[Data records for software interfaces]
▬▬▬▬▬▬

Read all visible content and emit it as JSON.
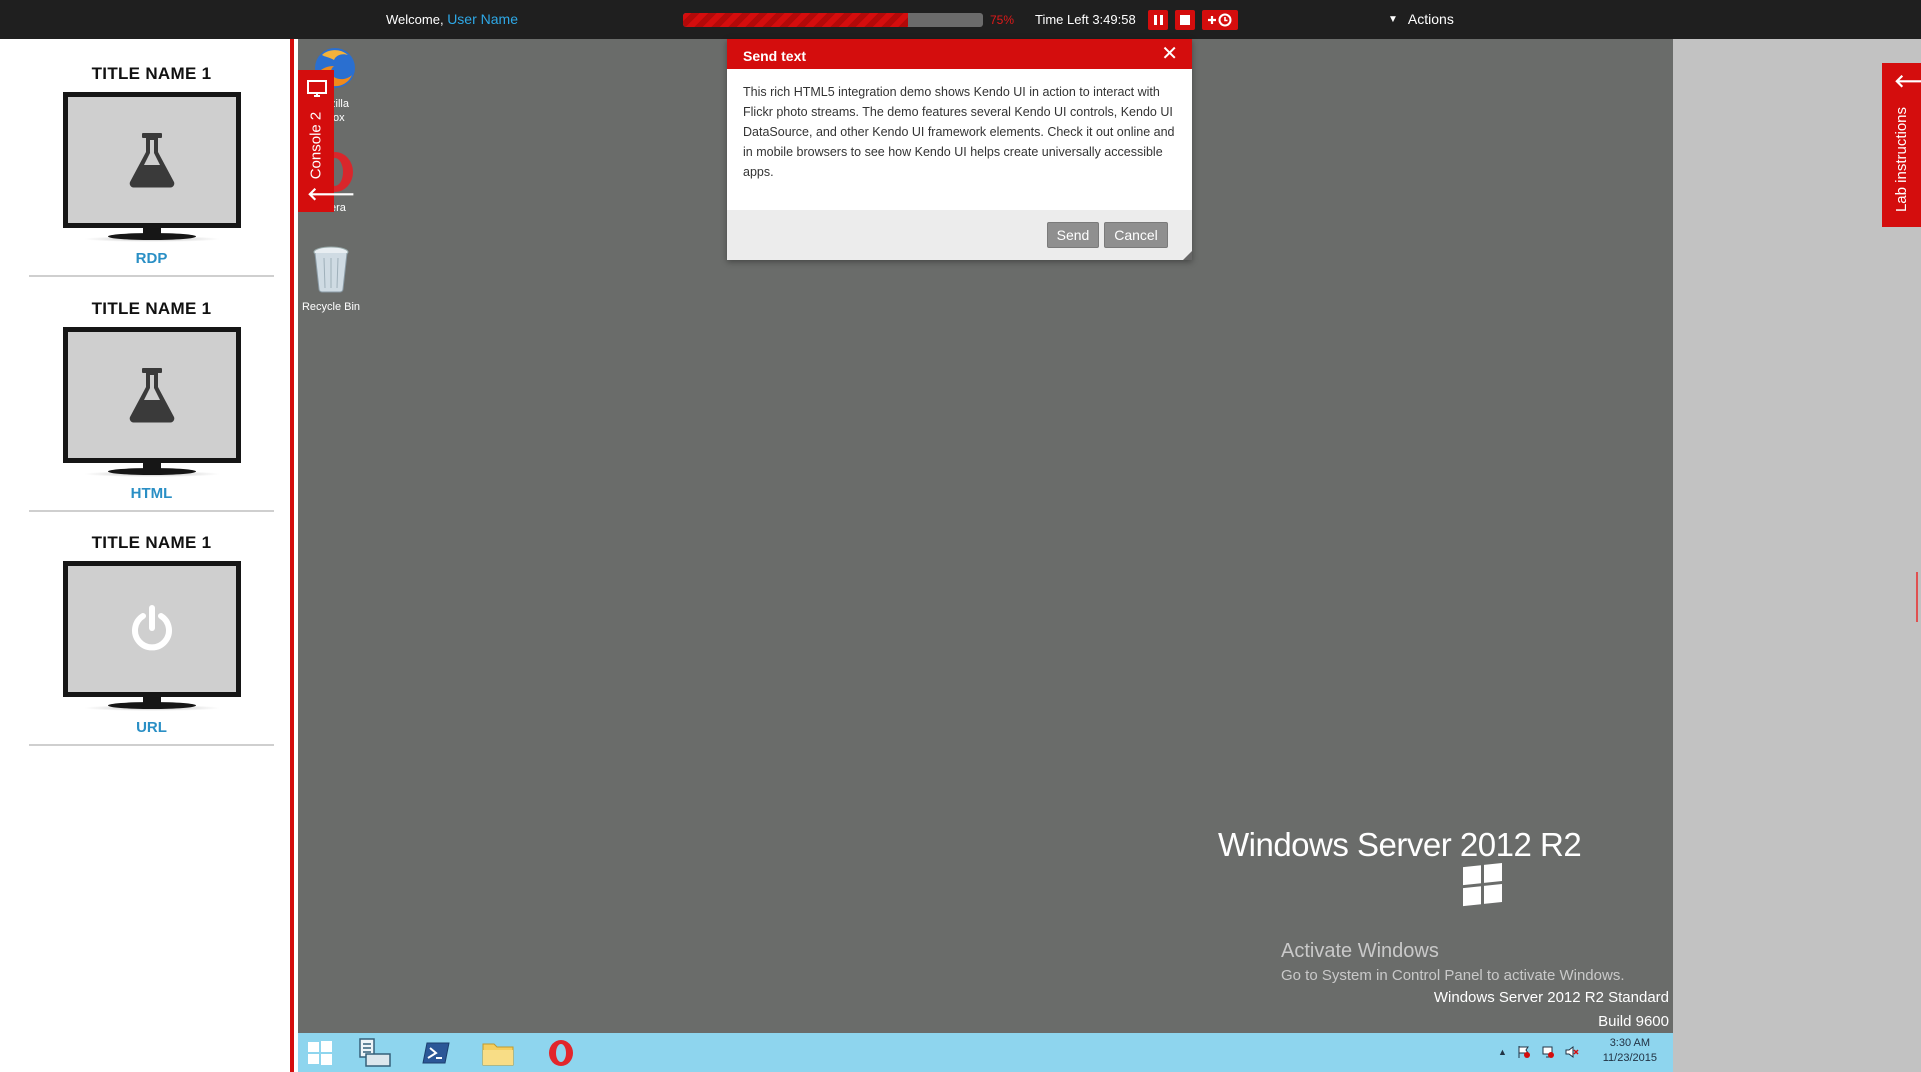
{
  "topbar": {
    "welcome_prefix": "Welcome,",
    "user_name": "User Name",
    "progress_percent": 75,
    "progress_label": "75%",
    "time_left": "Time Left 3:49:58",
    "extend_label": "+⏲",
    "actions_label": "Actions"
  },
  "sidebar": {
    "consoles": [
      {
        "title": "TITLE NAME 1",
        "label": "RDP",
        "icon": "flask-icon"
      },
      {
        "title": "TITLE NAME 1",
        "label": "HTML",
        "icon": "flask-icon"
      },
      {
        "title": "TITLE NAME 1",
        "label": "URL",
        "icon": "power-icon"
      }
    ]
  },
  "console_tab": {
    "label": "Console 2"
  },
  "desktop": {
    "icons": [
      {
        "name": "zilla\nfox",
        "icon": "firefox-icon"
      },
      {
        "name": "era",
        "icon": "opera-icon"
      },
      {
        "name": "Recycle Bin",
        "icon": "recycle-bin-icon"
      }
    ],
    "brand": "Windows Server 2012 R2",
    "activate_title": "Activate Windows",
    "activate_text": "Go to System in Control Panel to activate Windows.",
    "edition": "Windows Server 2012 R2 Standard",
    "build": "Build 9600"
  },
  "dialog": {
    "title": "Send text",
    "body": "This rich HTML5 integration demo shows Kendo UI in action to interact with Flickr photo streams. The demo features several Kendo UI controls, Kendo UI DataSource, and other Kendo UI framework elements. Check it out online and in mobile browsers to see how Kendo UI helps create universally accessible apps.",
    "send_label": "Send",
    "cancel_label": "Cancel"
  },
  "taskbar": {
    "time": "3:30 AM",
    "date": "11/23/2015"
  },
  "lab_tab": {
    "label": "Lab instructions"
  },
  "colors": {
    "accent": "#d40d0d",
    "link": "#2a8fc5",
    "desktop": "#6a6c6a",
    "taskbar": "#8ed5ee"
  }
}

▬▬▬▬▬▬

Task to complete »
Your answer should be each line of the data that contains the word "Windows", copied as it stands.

Answer box »
    "brand": "Windows Server 2012 R2",
    "activate_title": "Activate Windows",
    "activate_text": "Go to System in Control Panel to activate Windows.",
    "edition": "Windows Server 2012 R2 Standard",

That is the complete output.